## EXERCISE INSTRUCTIONS:
Each record below must be written out exactly as given.

#### DATA RECORDS ####

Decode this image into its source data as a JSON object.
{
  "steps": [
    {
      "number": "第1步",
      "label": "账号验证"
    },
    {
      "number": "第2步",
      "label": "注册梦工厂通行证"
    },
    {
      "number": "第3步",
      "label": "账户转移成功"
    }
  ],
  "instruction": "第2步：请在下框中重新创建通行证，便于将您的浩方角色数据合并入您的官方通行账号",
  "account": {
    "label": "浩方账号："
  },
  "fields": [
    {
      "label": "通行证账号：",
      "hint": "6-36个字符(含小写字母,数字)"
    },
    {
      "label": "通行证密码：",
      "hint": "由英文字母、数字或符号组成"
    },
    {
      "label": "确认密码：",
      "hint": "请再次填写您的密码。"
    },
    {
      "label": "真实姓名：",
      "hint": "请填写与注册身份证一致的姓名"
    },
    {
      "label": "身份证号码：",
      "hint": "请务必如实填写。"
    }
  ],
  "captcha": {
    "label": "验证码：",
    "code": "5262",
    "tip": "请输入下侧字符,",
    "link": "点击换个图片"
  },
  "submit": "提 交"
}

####

## SOLUTION TO THIS EXERCISE:
Decode this image into its source data as a JSON object.
{
  "steps": [
    {
      "number": "第1步",
      "label": "账号验证"
    },
    {
      "number": "第2步",
      "label": "注册梦工厂通行证"
    },
    {
      "number": "第3步",
      "label": "账户转移成功"
    }
  ],
  "instruction": "第2步：请在下框中重新创建通行证，便于将您的浩方角色数据合并入您的官方通行账号",
  "account": {
    "label": "浩方账号："
  },
  "fields": [
    {
      "label": "通行证账号：",
      "hint": "6-36个字符(含小写字母,数字)"
    },
    {
      "label": "通行证密码：",
      "hint": "由英文字母、数字或符号组成"
    },
    {
      "label": "确认密码：",
      "hint": "请再次填写您的密码。"
    },
    {
      "label": "真实姓名：",
      "hint": "请填写与注册身份证一致的姓名"
    },
    {
      "label": "身份证号码：",
      "hint": "请务必如实填写。"
    }
  ],
  "captcha": {
    "label": "验证码：",
    "code": "5262",
    "tip": "请输入下侧字符,",
    "link": "点击换个图片"
  },
  "submit": "提 交"
}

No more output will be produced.